She sat the bowl on the table by the window. The old woman turned to me.
“Would you like some?” she asked. “It’s good for all sorts of ailments.”
“No thank you,” I said. “I feel fine.”
She turned back to her son.
“Eat it before it gets too cool,” she told Thales. “It works best when it’s hot.”
“I will,” he said.
His mother left the room.
I asked Thales what it was.
“Some sort of magic potion, she thinks. With all sorts of simmered herbs that are supposed to heal.”
Thales wheeled over the the window. He stood to open it. He poured the hot concoction out the window, then sat back in his chair.
“Is she trying to poison you?” I asked. “Could it be that her potion is the reason for your illness?”
“No,” Thales said. “I’ve touched it only once. But it makes her feel better to think I’ve taken it. It gives her hope, but it tastes horrid.”
“She is a kind old lady,” I said. “Kind and worried.”
“She pities me,” Thales said. “And her pity is all I have.”
“She is old and her days are numbered. What will you have when she, along with her pity, are gone?”
“I don’t know,” Thales said.
“Perhaps today is a good day to consider.”
Thales took a deep, exhausted breath.
“I am growing tired now,” Thales said. “I am feeling overwhelmed and weary. I’m sorry for being rude, but I must ask you to leave. I have grown so unaccustomed to company, this visit has put me in a dreadful state.”
I apologized. I stood to leave.
“And on the way out,” Thales added. “Could you tell my mother of my sudden weariness? Only she understands how to sooth me when these bouts of exhaustion arise.”

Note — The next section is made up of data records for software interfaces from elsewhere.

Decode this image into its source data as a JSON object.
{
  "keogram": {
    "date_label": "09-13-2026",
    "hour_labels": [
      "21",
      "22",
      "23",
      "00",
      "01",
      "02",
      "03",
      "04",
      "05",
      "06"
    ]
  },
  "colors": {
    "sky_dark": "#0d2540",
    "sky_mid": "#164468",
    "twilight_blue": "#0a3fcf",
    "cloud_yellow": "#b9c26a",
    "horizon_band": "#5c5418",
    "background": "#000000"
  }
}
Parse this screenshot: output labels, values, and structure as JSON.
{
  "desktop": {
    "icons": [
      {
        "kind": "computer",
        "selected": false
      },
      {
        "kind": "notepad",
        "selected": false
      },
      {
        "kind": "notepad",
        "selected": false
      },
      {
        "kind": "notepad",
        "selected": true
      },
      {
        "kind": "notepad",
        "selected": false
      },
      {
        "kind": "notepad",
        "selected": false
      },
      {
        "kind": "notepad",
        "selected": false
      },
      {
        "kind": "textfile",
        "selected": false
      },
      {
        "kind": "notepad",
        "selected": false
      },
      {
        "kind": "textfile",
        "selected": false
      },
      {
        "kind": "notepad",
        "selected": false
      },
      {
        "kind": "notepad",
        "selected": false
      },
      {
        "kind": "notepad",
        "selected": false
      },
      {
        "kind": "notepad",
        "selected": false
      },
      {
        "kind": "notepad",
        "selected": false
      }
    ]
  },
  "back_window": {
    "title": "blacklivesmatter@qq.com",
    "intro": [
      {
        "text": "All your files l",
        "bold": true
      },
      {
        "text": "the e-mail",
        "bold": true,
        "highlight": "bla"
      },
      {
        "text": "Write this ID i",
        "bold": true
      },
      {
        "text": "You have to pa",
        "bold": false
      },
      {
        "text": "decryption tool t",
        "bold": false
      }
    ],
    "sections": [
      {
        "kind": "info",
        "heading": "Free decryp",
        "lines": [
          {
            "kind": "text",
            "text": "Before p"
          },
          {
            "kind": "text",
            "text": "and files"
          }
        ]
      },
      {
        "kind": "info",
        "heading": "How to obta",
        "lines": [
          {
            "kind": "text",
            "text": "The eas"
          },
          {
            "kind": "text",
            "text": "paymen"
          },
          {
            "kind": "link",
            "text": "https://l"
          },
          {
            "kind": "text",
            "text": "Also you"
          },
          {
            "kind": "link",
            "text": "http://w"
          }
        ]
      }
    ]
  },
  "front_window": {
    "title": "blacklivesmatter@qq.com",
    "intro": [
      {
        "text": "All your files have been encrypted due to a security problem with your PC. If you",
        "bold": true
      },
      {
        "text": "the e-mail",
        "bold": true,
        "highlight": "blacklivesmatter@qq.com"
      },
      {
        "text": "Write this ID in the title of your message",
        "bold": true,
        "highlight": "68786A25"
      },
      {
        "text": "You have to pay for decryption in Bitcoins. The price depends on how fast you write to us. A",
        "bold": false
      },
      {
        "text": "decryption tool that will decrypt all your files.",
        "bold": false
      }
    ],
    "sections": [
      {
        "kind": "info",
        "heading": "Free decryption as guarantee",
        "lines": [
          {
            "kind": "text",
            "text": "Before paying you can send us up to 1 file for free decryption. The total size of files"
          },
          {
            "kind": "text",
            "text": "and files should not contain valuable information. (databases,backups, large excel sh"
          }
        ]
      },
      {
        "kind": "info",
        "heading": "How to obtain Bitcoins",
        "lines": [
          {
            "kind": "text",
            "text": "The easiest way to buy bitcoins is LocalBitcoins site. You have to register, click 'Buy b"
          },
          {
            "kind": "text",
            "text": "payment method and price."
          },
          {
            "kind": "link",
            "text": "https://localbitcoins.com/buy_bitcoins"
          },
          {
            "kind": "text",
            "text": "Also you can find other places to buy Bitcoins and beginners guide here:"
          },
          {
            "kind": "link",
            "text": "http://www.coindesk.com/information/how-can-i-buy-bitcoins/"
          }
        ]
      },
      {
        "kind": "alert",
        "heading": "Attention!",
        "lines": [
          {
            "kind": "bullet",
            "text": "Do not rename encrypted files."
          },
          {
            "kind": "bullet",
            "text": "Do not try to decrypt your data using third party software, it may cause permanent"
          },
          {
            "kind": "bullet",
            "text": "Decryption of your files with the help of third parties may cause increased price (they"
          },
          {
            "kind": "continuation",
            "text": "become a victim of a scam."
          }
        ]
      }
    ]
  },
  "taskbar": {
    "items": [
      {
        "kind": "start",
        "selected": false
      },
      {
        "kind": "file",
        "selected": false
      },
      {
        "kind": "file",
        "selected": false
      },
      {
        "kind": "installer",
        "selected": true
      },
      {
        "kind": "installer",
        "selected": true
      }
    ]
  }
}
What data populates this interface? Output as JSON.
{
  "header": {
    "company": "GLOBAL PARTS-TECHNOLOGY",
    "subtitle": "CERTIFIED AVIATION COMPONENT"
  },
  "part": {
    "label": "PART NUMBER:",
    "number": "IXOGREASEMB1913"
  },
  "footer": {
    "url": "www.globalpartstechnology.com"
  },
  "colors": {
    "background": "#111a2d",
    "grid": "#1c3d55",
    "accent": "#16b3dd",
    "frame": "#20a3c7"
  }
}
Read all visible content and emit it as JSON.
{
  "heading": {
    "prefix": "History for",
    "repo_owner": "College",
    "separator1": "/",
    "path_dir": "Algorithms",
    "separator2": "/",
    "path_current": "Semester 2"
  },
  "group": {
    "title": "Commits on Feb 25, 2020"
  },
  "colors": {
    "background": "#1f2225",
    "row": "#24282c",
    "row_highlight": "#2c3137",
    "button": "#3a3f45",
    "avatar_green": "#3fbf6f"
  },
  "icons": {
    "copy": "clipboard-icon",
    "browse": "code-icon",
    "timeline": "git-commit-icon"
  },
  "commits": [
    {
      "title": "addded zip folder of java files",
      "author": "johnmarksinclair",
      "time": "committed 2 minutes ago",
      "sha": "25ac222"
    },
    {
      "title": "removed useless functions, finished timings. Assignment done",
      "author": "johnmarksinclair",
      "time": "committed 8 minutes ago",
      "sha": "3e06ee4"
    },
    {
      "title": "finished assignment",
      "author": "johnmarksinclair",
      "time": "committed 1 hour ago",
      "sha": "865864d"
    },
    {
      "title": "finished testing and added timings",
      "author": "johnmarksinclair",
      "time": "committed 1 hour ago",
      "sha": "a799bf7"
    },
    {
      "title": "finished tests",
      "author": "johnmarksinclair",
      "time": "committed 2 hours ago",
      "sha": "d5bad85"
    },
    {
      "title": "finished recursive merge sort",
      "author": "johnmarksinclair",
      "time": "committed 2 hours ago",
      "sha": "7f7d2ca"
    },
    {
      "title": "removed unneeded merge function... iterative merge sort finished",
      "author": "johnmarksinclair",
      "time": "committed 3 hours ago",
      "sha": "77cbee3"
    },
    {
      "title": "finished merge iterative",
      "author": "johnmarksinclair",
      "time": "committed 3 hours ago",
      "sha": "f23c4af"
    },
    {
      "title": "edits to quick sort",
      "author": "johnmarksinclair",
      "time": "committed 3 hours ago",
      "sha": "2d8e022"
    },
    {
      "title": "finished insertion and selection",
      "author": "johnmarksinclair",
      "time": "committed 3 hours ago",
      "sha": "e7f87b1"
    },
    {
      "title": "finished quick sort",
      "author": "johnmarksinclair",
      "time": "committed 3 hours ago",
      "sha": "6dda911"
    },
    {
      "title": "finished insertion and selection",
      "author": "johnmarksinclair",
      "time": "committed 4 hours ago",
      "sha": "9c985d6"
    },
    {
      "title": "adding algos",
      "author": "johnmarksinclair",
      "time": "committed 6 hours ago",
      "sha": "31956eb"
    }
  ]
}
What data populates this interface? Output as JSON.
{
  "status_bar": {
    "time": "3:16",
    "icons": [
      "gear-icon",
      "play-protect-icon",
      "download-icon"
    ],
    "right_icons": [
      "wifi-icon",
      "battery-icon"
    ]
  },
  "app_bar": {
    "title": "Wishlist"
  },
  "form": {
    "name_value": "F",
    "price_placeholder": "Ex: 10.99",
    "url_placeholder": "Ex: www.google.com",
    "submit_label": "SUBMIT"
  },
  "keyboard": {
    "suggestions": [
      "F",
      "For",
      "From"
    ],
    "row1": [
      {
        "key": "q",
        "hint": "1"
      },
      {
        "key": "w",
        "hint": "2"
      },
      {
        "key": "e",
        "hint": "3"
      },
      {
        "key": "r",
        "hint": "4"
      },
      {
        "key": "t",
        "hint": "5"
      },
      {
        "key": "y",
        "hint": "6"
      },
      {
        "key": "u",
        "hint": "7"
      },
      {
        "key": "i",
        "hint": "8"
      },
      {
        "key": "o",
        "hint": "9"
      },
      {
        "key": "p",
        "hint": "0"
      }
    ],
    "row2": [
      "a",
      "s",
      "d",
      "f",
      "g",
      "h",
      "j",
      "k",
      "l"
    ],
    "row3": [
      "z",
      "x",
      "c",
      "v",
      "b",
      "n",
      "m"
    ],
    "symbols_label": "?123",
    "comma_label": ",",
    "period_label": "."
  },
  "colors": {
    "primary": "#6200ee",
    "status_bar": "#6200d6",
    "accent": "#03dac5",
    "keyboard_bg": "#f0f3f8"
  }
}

I agreed. I exited the room and told his mother. She attentively scampered back inside to ease the weariness of her beloved son.